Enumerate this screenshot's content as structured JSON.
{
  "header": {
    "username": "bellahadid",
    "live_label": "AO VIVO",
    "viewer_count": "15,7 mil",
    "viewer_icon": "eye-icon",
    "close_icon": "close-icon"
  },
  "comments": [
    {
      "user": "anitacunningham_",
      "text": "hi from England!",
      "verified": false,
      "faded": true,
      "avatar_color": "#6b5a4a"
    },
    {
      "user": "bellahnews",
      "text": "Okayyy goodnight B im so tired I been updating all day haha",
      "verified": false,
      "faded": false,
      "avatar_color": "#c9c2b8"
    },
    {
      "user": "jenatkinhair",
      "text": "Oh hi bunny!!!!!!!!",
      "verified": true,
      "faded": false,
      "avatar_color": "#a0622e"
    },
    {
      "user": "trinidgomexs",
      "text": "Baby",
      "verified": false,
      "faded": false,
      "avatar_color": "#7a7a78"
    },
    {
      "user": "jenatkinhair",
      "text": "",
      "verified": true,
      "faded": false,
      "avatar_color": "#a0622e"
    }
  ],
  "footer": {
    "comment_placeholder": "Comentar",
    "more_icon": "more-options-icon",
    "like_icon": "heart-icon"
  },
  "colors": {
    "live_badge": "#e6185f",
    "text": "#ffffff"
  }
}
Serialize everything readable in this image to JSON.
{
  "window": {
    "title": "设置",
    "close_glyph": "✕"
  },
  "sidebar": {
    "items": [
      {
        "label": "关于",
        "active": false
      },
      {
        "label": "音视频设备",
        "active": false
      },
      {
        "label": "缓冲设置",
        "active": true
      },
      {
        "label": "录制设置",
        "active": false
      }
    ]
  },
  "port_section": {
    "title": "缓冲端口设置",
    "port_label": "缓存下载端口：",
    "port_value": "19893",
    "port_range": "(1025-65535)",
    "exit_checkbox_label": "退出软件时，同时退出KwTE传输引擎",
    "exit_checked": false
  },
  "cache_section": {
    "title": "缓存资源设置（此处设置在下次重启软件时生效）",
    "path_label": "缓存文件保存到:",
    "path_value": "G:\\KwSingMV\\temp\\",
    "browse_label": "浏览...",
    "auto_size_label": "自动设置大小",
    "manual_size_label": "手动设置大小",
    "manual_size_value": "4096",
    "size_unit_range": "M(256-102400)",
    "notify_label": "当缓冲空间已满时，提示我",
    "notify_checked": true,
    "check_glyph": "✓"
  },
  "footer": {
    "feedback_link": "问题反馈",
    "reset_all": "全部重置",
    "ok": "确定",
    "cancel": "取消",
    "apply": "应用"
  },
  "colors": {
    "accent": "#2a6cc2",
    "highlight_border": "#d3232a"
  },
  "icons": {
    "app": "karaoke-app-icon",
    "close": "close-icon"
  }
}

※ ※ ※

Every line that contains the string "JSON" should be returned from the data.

Enumerate this screenshot's content as structured JSON.
Serialize everything readable in this image to JSON.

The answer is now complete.